▼

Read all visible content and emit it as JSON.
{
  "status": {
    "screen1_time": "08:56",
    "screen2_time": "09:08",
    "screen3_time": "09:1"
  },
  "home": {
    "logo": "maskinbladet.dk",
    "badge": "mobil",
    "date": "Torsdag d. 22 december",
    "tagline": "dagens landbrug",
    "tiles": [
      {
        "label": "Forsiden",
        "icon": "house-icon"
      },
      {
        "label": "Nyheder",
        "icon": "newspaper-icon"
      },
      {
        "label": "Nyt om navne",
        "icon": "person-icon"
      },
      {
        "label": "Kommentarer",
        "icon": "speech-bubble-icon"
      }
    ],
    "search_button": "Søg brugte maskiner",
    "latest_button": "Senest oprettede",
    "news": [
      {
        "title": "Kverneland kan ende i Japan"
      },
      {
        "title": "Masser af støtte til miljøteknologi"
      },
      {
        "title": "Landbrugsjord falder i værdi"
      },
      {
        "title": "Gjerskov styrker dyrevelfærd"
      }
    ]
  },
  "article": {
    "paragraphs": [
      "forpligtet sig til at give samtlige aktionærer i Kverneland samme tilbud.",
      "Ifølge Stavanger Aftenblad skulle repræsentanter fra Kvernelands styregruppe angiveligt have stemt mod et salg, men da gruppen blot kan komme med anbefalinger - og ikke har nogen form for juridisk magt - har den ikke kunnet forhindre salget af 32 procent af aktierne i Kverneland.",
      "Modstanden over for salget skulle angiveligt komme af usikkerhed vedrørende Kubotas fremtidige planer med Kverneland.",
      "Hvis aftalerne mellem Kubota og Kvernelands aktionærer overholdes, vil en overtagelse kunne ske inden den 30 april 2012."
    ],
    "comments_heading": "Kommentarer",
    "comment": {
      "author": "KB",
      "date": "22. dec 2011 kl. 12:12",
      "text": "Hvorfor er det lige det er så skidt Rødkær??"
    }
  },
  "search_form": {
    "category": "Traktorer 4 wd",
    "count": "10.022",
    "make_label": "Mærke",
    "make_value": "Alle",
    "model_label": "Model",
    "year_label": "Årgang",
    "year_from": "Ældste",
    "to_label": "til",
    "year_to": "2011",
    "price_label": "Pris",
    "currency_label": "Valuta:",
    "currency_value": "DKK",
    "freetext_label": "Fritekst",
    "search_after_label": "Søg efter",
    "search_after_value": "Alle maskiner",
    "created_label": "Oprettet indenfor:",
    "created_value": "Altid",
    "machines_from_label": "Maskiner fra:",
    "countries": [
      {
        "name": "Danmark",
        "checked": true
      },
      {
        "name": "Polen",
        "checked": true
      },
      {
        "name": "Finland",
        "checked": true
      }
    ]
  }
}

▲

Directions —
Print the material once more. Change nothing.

Answer space —
Read all visible content and emit it as JSON.
{
  "status": {
    "screen1_time": "08:56",
    "screen2_time": "09:08",
    "screen3_time": "09:1"
  },
  "home": {
    "logo": "maskinbladet.dk",
    "badge": "mobil",
    "date": "Torsdag d. 22 december",
    "tagline": "dagens landbrug",
    "tiles": [
      {
        "label": "Forsiden",
        "icon": "house-icon"
      },
      {
        "label": "Nyheder",
        "icon": "newspaper-icon"
      },
      {
        "label": "Nyt om navne",
        "icon": "person-icon"
      },
      {
        "label": "Kommentarer",
        "icon": "speech-bubble-icon"
      }
    ],
    "search_button": "Søg brugte maskiner",
    "latest_button": "Senest oprettede",
    "news": [
      {
        "title": "Kverneland kan ende i Japan"
      },
      {
        "title": "Masser af støtte til miljøteknologi"
      },
      {
        "title": "Landbrugsjord falder i værdi"
      },
      {
        "title": "Gjerskov styrker dyrevelfærd"
      }
    ]
  },
  "article": {
    "paragraphs": [
      "forpligtet sig til at give samtlige aktionærer i Kverneland samme tilbud.",
      "Ifølge Stavanger Aftenblad skulle repræsentanter fra Kvernelands styregruppe angiveligt have stemt mod et salg, men da gruppen blot kan komme med anbefalinger - og ikke har nogen form for juridisk magt - har den ikke kunnet forhindre salget af 32 procent af aktierne i Kverneland.",
      "Modstanden over for salget skulle angiveligt komme af usikkerhed vedrørende Kubotas fremtidige planer med Kverneland.",
      "Hvis aftalerne mellem Kubota og Kvernelands aktionærer overholdes, vil en overtagelse kunne ske inden den 30 april 2012."
    ],
    "comments_heading": "Kommentarer",
    "comment": {
      "author": "KB",
      "date": "22. dec 2011 kl. 12:12",
      "text": "Hvorfor er det lige det er så skidt Rødkær??"
    }
  },
  "search_form": {
    "category": "Traktorer 4 wd",
    "count": "10.022",
    "make_label": "Mærke",
    "make_value": "Alle",
    "model_label": "Model",
    "year_label": "Årgang",
    "year_from": "Ældste",
    "to_label": "til",
    "year_to": "2011",
    "price_label": "Pris",
    "currency_label": "Valuta:",
    "currency_value": "DKK",
    "freetext_label": "Fritekst",
    "search_after_label": "Søg efter",
    "search_after_value": "Alle maskiner",
    "created_label": "Oprettet indenfor:",
    "created_value": "Altid",
    "machines_from_label": "Maskiner fra:",
    "countries": [
      {
        "name": "Danmark",
        "checked": true
      },
      {
        "name": "Polen",
        "checked": true
      },
      {
        "name": "Finland",
        "checked": true
      }
    ]
  }
}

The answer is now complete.